I adore being a mother. The skinless agony of disability and loss are clothed so gently in this role. A child turned up at my door in the night, sweet with love and bloodied with betrayal and my heart opened to fit her as if I’d been waiting for her all my life. Something wretched in my soul started to sing. Another child I birthed roaring in the dark water, endured so much for the ecstatic pleasure of her tiny head resting on my chest.
Being a mother terrifies me. The generic straight-jacket of a role with so little diversity or individuality, so aggressively policed. Mother and Artist are so often positioned as opposite roles, contradictory life choices. Mothers don’t make Art, they ‘craft’. Their raw outpourings about life at 3am are merely ‘mommy blogs’. Exalted beyond angels and bound into rules of self-sacrifice and humility, we are not really human anymore. We are transformed into a wholly other thing that consumes all traces of what we once might have been.

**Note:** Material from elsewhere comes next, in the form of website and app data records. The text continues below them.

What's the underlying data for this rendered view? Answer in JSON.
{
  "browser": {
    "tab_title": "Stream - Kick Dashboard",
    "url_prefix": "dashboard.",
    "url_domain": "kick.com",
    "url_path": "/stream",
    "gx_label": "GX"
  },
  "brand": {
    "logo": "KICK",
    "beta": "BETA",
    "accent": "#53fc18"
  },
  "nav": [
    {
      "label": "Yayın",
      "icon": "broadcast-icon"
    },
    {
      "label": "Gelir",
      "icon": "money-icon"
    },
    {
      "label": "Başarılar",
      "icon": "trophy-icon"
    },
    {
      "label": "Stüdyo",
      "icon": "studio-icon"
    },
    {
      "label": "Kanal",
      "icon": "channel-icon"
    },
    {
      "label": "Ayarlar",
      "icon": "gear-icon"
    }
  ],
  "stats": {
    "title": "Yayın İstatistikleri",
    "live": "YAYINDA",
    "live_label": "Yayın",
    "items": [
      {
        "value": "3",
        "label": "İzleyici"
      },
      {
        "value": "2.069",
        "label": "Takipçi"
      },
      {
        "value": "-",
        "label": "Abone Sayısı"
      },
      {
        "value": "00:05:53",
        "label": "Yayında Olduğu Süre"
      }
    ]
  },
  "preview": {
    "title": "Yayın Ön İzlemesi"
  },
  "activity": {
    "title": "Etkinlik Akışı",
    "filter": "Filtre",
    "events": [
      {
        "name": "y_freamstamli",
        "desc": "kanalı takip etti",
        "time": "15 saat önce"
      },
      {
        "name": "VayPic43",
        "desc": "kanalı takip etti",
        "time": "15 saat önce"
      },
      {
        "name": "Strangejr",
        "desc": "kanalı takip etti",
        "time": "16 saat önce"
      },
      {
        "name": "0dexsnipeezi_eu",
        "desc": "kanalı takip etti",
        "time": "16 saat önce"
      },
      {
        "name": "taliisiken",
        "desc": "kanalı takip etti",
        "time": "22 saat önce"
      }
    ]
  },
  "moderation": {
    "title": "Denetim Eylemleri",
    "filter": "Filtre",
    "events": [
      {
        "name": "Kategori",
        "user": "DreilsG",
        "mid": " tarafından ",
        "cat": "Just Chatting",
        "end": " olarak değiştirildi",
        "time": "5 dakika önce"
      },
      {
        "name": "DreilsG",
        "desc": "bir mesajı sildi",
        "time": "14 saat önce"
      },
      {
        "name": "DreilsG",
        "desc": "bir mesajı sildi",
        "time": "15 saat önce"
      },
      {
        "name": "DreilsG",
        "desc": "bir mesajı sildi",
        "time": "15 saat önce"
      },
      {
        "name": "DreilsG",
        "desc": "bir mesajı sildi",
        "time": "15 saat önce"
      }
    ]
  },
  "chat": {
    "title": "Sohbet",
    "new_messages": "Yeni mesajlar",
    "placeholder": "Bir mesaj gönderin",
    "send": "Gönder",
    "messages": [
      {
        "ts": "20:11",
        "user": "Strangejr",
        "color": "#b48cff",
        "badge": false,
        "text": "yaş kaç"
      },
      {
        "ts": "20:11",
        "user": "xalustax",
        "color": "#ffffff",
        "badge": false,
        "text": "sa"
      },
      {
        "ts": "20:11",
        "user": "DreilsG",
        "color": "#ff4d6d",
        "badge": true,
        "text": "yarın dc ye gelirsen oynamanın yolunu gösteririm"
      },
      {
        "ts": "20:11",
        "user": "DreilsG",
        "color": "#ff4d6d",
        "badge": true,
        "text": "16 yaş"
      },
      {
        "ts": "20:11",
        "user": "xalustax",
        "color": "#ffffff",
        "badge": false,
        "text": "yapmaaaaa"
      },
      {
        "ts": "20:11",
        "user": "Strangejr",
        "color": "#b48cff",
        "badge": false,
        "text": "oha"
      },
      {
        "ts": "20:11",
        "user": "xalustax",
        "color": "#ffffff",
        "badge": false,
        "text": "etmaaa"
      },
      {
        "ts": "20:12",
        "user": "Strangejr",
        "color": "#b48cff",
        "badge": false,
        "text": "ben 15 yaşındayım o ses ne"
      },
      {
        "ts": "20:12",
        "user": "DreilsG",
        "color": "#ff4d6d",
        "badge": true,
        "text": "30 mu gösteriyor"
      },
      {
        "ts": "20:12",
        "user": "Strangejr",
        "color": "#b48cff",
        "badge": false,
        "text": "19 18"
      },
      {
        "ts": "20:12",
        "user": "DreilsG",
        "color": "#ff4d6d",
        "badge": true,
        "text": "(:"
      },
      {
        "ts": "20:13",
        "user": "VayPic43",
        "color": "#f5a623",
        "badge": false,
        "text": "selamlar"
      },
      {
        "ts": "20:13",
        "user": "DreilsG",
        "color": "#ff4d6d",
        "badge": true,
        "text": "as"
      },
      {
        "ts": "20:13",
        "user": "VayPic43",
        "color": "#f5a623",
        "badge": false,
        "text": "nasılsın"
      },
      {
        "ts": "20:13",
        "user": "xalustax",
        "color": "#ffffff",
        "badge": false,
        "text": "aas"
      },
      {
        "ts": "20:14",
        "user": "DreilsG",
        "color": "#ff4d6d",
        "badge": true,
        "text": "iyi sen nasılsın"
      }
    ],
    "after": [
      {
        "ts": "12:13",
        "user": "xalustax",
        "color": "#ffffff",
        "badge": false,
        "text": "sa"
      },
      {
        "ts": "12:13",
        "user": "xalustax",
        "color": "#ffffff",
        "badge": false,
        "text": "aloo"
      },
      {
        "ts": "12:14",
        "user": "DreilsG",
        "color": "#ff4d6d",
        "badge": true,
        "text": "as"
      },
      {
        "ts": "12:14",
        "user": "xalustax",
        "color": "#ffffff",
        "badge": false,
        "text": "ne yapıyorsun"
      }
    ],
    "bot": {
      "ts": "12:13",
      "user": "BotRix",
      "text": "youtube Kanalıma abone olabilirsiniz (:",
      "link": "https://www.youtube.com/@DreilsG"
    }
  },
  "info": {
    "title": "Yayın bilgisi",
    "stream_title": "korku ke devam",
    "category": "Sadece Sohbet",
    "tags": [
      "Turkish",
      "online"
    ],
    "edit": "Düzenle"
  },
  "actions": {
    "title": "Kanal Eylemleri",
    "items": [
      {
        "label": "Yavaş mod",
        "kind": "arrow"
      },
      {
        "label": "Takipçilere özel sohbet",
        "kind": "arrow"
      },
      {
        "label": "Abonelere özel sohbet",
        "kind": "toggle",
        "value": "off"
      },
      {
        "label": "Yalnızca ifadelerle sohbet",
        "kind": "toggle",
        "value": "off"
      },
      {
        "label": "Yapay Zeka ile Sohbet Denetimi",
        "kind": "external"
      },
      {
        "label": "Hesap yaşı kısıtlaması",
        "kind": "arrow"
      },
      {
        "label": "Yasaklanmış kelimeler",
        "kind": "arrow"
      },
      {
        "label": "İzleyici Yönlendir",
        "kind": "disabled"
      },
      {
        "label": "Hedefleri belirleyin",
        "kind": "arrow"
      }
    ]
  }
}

Wise friends counsel me – it’s okay to be afraid. Maybe my task isn’t to map myself to the role of motherhood, it’s to change the role around me so that I can take it on with more authenticity, who I am, as I am. Stretching it out like shoes and bringing more and more of my self into it. Making it rich and strange and complex. I can feel the shadow cast by the needs of child or friend and fit myself to it, almost perfectly, like mixing a cake from the right ingredients. So much of me is then left waiting in the wings, in the small hours of the night. As hard as it is for me to bring them into the light, it’s so hard too for those around us to let go of that perfect role, to not hold each other to play parts in our own lives where they are fitted to our empty places, but allow them to be human – stranger, deeper, more contradictory, more free of us, outside of our understanding, walking their own paths. Is there room for that freedom in such an intense relationship as Mother and Child? How can I teach a child to be free in love, if I don’t feel free? To hold tightly without crushing. To love deeply without caging.
Tonight, Rose drove us all into the hills to feel the wind on our faces. We are no longer solitary lovers, now we navigate a family of needs and perspectives. Poppy wails in the car and Star is stressed by the millipedes in the toilets at the park. And yet we still find a little sense of freedom. I stand barefoot beneath the trees, a very long way away from the shiny halls of power where the windows never open and no breeze ever dances, and I remember that I am human.
On a park bench in the gathering cold of the Autumn evening, I hand express milk from an overfull breast onto the soil. Knees apart I cradle Poppy in my lap and she nurses as I watch the birds swooping in the pines, the light falling through the poplars with their tattered, pocked leaves.
This is the task, as it always is, in so many forms throughout my life. To find ways to be human, to honour the humanity, the vulnerability, the darkness, and the transcendent in each of us. This is the space between Mother and Child. I walk Star to the toilet and praise her courage honestly. I hold a millipede in my hand. I nurse Poppy on the park table, leaves under my bare feet, my milk spilled on the cold earth. There is Art here.